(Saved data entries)
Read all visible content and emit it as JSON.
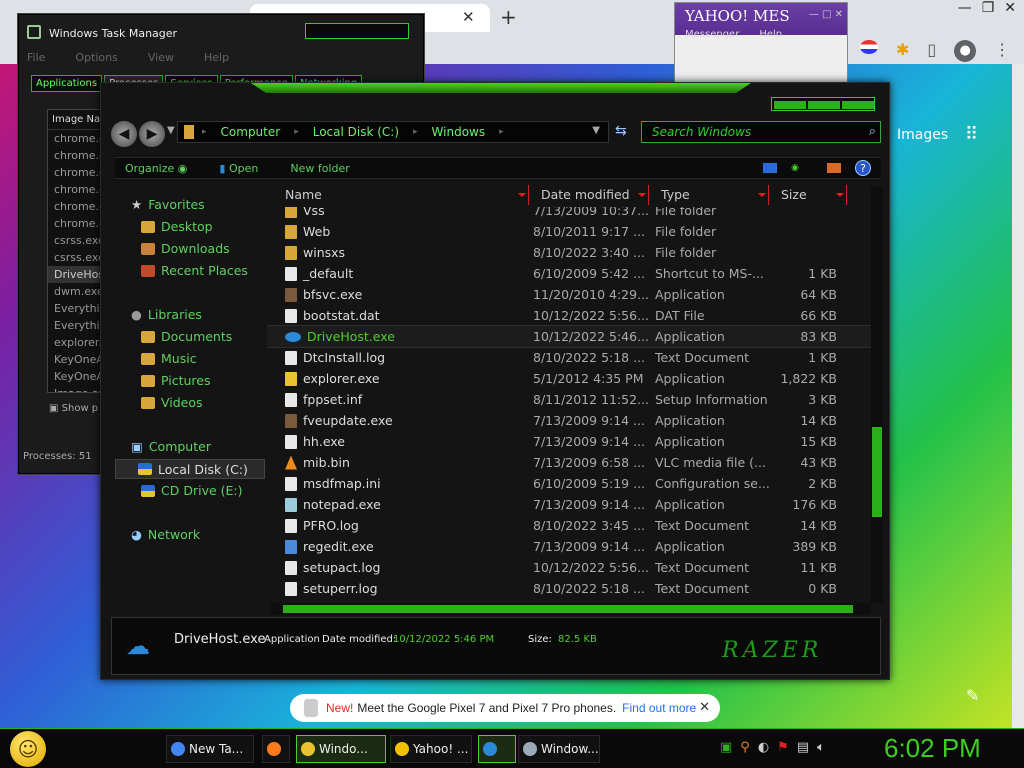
{
  "browser": {
    "tab_close": "✕",
    "tab_new": "+",
    "window_controls": [
      "—",
      "❐",
      "✕"
    ],
    "images_link": "Images",
    "apps_icon": "⋮⋮",
    "avatar_glyph": "●"
  },
  "yahoo": {
    "title": "YAHOO! MES",
    "controls": "— □ ✕",
    "menu": [
      "Messenger",
      "Help"
    ]
  },
  "notification": {
    "new_label": "New!",
    "text": "Meet the Google Pixel 7 and Pixel 7 Pro phones.",
    "link": "Find out more",
    "close": "✕"
  },
  "task_manager": {
    "title": "Windows Task Manager",
    "menu": [
      "File",
      "Options",
      "View",
      "Help"
    ],
    "tabs": [
      "Applications",
      "Processes",
      "Services",
      "Performance",
      "Networking"
    ],
    "active_tab": "Processes",
    "column_header": "Image Na",
    "processes": [
      "chrome.e",
      "chrome.e",
      "chrome.e",
      "chrome.e",
      "chrome.e",
      "chrome.e",
      "csrss.exe",
      "csrss.exe",
      "DriveHost",
      "dwm.exe",
      "Everythin",
      "Everythin",
      "explorer.e",
      "KeyOneA",
      "KeyOneA",
      "Image ave"
    ],
    "selected_process": "DriveHost",
    "show_all": "Show p",
    "status": "Processes: 51"
  },
  "explorer": {
    "breadcrumbs": [
      "Computer",
      "Local Disk (C:)",
      "Windows"
    ],
    "search_placeholder": "Search Windows",
    "toolbar": {
      "organize": "Organize",
      "open": "Open",
      "new_folder": "New folder",
      "help": "?"
    },
    "nav": {
      "favorites": "Favorites",
      "desktop": "Desktop",
      "downloads": "Downloads",
      "recent": "Recent Places",
      "libraries": "Libraries",
      "documents": "Documents",
      "music": "Music",
      "pictures": "Pictures",
      "videos": "Videos",
      "computer": "Computer",
      "local_disk": "Local Disk (C:)",
      "cd_drive": "CD Drive (E:)",
      "network": "Network"
    },
    "columns": {
      "name": "Name",
      "date": "Date modified",
      "type": "Type",
      "size": "Size"
    },
    "files": [
      {
        "name": "Vss",
        "date": "7/13/2009 10:37...",
        "type": "File folder",
        "size": "",
        "icon": "folder"
      },
      {
        "name": "Web",
        "date": "8/10/2011 9:17 ...",
        "type": "File folder",
        "size": "",
        "icon": "folder"
      },
      {
        "name": "winsxs",
        "date": "8/10/2022 3:40 ...",
        "type": "File folder",
        "size": "",
        "icon": "folder"
      },
      {
        "name": "_default",
        "date": "6/10/2009 5:42 ...",
        "type": "Shortcut to MS-...",
        "size": "1 KB",
        "icon": "shortcut"
      },
      {
        "name": "bfsvc.exe",
        "date": "11/20/2010 4:29...",
        "type": "Application",
        "size": "64 KB",
        "icon": "exe"
      },
      {
        "name": "bootstat.dat",
        "date": "10/12/2022 5:56...",
        "type": "DAT File",
        "size": "66 KB",
        "icon": "file"
      },
      {
        "name": "DriveHost.exe",
        "date": "10/12/2022 5:46...",
        "type": "Application",
        "size": "83 KB",
        "icon": "cloud"
      },
      {
        "name": "DtcInstall.log",
        "date": "8/10/2022 5:18 ...",
        "type": "Text Document",
        "size": "1 KB",
        "icon": "file"
      },
      {
        "name": "explorer.exe",
        "date": "5/1/2012 4:35 PM",
        "type": "Application",
        "size": "1,822 KB",
        "icon": "explorer"
      },
      {
        "name": "fppset.inf",
        "date": "8/11/2012 11:52...",
        "type": "Setup Information",
        "size": "3 KB",
        "icon": "file"
      },
      {
        "name": "fveupdate.exe",
        "date": "7/13/2009 9:14 ...",
        "type": "Application",
        "size": "14 KB",
        "icon": "exe"
      },
      {
        "name": "hh.exe",
        "date": "7/13/2009 9:14 ...",
        "type": "Application",
        "size": "15 KB",
        "icon": "help"
      },
      {
        "name": "mib.bin",
        "date": "7/13/2009 6:58 ...",
        "type": "VLC media file (...",
        "size": "43 KB",
        "icon": "vlc"
      },
      {
        "name": "msdfmap.ini",
        "date": "6/10/2009 5:19 ...",
        "type": "Configuration se...",
        "size": "2 KB",
        "icon": "file"
      },
      {
        "name": "notepad.exe",
        "date": "7/13/2009 9:14 ...",
        "type": "Application",
        "size": "176 KB",
        "icon": "notepad"
      },
      {
        "name": "PFRO.log",
        "date": "8/10/2022 3:45 ...",
        "type": "Text Document",
        "size": "14 KB",
        "icon": "file"
      },
      {
        "name": "regedit.exe",
        "date": "7/13/2009 9:14 ...",
        "type": "Application",
        "size": "389 KB",
        "icon": "regedit"
      },
      {
        "name": "setupact.log",
        "date": "10/12/2022 5:56...",
        "type": "Text Document",
        "size": "11 KB",
        "icon": "file"
      },
      {
        "name": "setuperr.log",
        "date": "8/10/2022 5:18 ...",
        "type": "Text Document",
        "size": "0 KB",
        "icon": "file"
      }
    ],
    "selected_file": "DriveHost.exe",
    "details": {
      "name": "DriveHost.exe",
      "type": "Application",
      "date_label": "Date modified:",
      "date_value": "10/12/2022 5:46 PM",
      "size_label": "Size:",
      "size_value": "82.5 KB"
    },
    "brand": "RAZER"
  },
  "taskbar": {
    "start_glyph": "☺",
    "buttons": [
      {
        "label": "New Ta...",
        "color": "#4285f4"
      },
      {
        "label": "",
        "color": "#ff7a1a"
      },
      {
        "label": "Windo...",
        "color": "#e8c230"
      },
      {
        "label": "Yahoo! ...",
        "color": "#f2c200"
      },
      {
        "label": "",
        "color": "#2a8ad8"
      },
      {
        "label": "Window...",
        "color": "#9ab"
      }
    ],
    "clock": "6:02 PM"
  },
  "colors": {
    "accent_green": "#4ccf2e",
    "selection_green": "#2bb01a",
    "onedrive_blue": "#2a8ad8"
  }
}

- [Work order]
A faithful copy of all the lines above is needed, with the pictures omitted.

- [Answer for the task]
Read all visible content and emit it as JSON.
{
  "browser": {
    "tab_close": "✕",
    "tab_new": "+",
    "window_controls": [
      "—",
      "❐",
      "✕"
    ],
    "images_link": "Images",
    "apps_icon": "⋮⋮",
    "avatar_glyph": "●"
  },
  "yahoo": {
    "title": "YAHOO! MES",
    "controls": "— □ ✕",
    "menu": [
      "Messenger",
      "Help"
    ]
  },
  "notification": {
    "new_label": "New!",
    "text": "Meet the Google Pixel 7 and Pixel 7 Pro phones.",
    "link": "Find out more",
    "close": "✕"
  },
  "task_manager": {
    "title": "Windows Task Manager",
    "menu": [
      "File",
      "Options",
      "View",
      "Help"
    ],
    "tabs": [
      "Applications",
      "Processes",
      "Services",
      "Performance",
      "Networking"
    ],
    "active_tab": "Processes",
    "column_header": "Image Na",
    "processes": [
      "chrome.e",
      "chrome.e",
      "chrome.e",
      "chrome.e",
      "chrome.e",
      "chrome.e",
      "csrss.exe",
      "csrss.exe",
      "DriveHost",
      "dwm.exe",
      "Everythin",
      "Everythin",
      "explorer.e",
      "KeyOneA",
      "KeyOneA",
      "Image ave"
    ],
    "selected_process": "DriveHost",
    "show_all": "Show p",
    "status": "Processes: 51"
  },
  "explorer": {
    "breadcrumbs": [
      "Computer",
      "Local Disk (C:)",
      "Windows"
    ],
    "search_placeholder": "Search Windows",
    "toolbar": {
      "organize": "Organize",
      "open": "Open",
      "new_folder": "New folder",
      "help": "?"
    },
    "nav": {
      "favorites": "Favorites",
      "desktop": "Desktop",
      "downloads": "Downloads",
      "recent": "Recent Places",
      "libraries": "Libraries",
      "documents": "Documents",
      "music": "Music",
      "pictures": "Pictures",
      "videos": "Videos",
      "computer": "Computer",
      "local_disk": "Local Disk (C:)",
      "cd_drive": "CD Drive (E:)",
      "network": "Network"
    },
    "columns": {
      "name": "Name",
      "date": "Date modified",
      "type": "Type",
      "size": "Size"
    },
    "files": [
      {
        "name": "Vss",
        "date": "7/13/2009 10:37...",
        "type": "File folder",
        "size": "",
        "icon": "folder"
      },
      {
        "name": "Web",
        "date": "8/10/2011 9:17 ...",
        "type": "File folder",
        "size": "",
        "icon": "folder"
      },
      {
        "name": "winsxs",
        "date": "8/10/2022 3:40 ...",
        "type": "File folder",
        "size": "",
        "icon": "folder"
      },
      {
        "name": "_default",
        "date": "6/10/2009 5:42 ...",
        "type": "Shortcut to MS-...",
        "size": "1 KB",
        "icon": "shortcut"
      },
      {
        "name": "bfsvc.exe",
        "date": "11/20/2010 4:29...",
        "type": "Application",
        "size": "64 KB",
        "icon": "exe"
      },
      {
        "name": "bootstat.dat",
        "date": "10/12/2022 5:56...",
        "type": "DAT File",
        "size": "66 KB",
        "icon": "file"
      },
      {
        "name": "DriveHost.exe",
        "date": "10/12/2022 5:46...",
        "type": "Application",
        "size": "83 KB",
        "icon": "cloud"
      },
      {
        "name": "DtcInstall.log",
        "date": "8/10/2022 5:18 ...",
        "type": "Text Document",
        "size": "1 KB",
        "icon": "file"
      },
      {
        "name": "explorer.exe",
        "date": "5/1/2012 4:35 PM",
        "type": "Application",
        "size": "1,822 KB",
        "icon": "explorer"
      },
      {
        "name": "fppset.inf",
        "date": "8/11/2012 11:52...",
        "type": "Setup Information",
        "size": "3 KB",
        "icon": "file"
      },
      {
        "name": "fveupdate.exe",
        "date": "7/13/2009 9:14 ...",
        "type": "Application",
        "size": "14 KB",
        "icon": "exe"
      },
      {
        "name": "hh.exe",
        "date": "7/13/2009 9:14 ...",
        "type": "Application",
        "size": "15 KB",
        "icon": "help"
      },
      {
        "name": "mib.bin",
        "date": "7/13/2009 6:58 ...",
        "type": "VLC media file (...",
        "size": "43 KB",
        "icon": "vlc"
      },
      {
        "name": "msdfmap.ini",
        "date": "6/10/2009 5:19 ...",
        "type": "Configuration se...",
        "size": "2 KB",
        "icon": "file"
      },
      {
        "name": "notepad.exe",
        "date": "7/13/2009 9:14 ...",
        "type": "Application",
        "size": "176 KB",
        "icon": "notepad"
      },
      {
        "name": "PFRO.log",
        "date": "8/10/2022 3:45 ...",
        "type": "Text Document",
        "size": "14 KB",
        "icon": "file"
      },
      {
        "name": "regedit.exe",
        "date": "7/13/2009 9:14 ...",
        "type": "Application",
        "size": "389 KB",
        "icon": "regedit"
      },
      {
        "name": "setupact.log",
        "date": "10/12/2022 5:56...",
        "type": "Text Document",
        "size": "11 KB",
        "icon": "file"
      },
      {
        "name": "setuperr.log",
        "date": "8/10/2022 5:18 ...",
        "type": "Text Document",
        "size": "0 KB",
        "icon": "file"
      }
    ],
    "selected_file": "DriveHost.exe",
    "details": {
      "name": "DriveHost.exe",
      "type": "Application",
      "date_label": "Date modified:",
      "date_value": "10/12/2022 5:46 PM",
      "size_label": "Size:",
      "size_value": "82.5 KB"
    },
    "brand": "RAZER"
  },
  "taskbar": {
    "start_glyph": "☺",
    "buttons": [
      {
        "label": "New Ta...",
        "color": "#4285f4"
      },
      {
        "label": "",
        "color": "#ff7a1a"
      },
      {
        "label": "Windo...",
        "color": "#e8c230"
      },
      {
        "label": "Yahoo! ...",
        "color": "#f2c200"
      },
      {
        "label": "",
        "color": "#2a8ad8"
      },
      {
        "label": "Window...",
        "color": "#9ab"
      }
    ],
    "clock": "6:02 PM"
  },
  "colors": {
    "accent_green": "#4ccf2e",
    "selection_green": "#2bb01a",
    "onedrive_blue": "#2a8ad8"
  }
}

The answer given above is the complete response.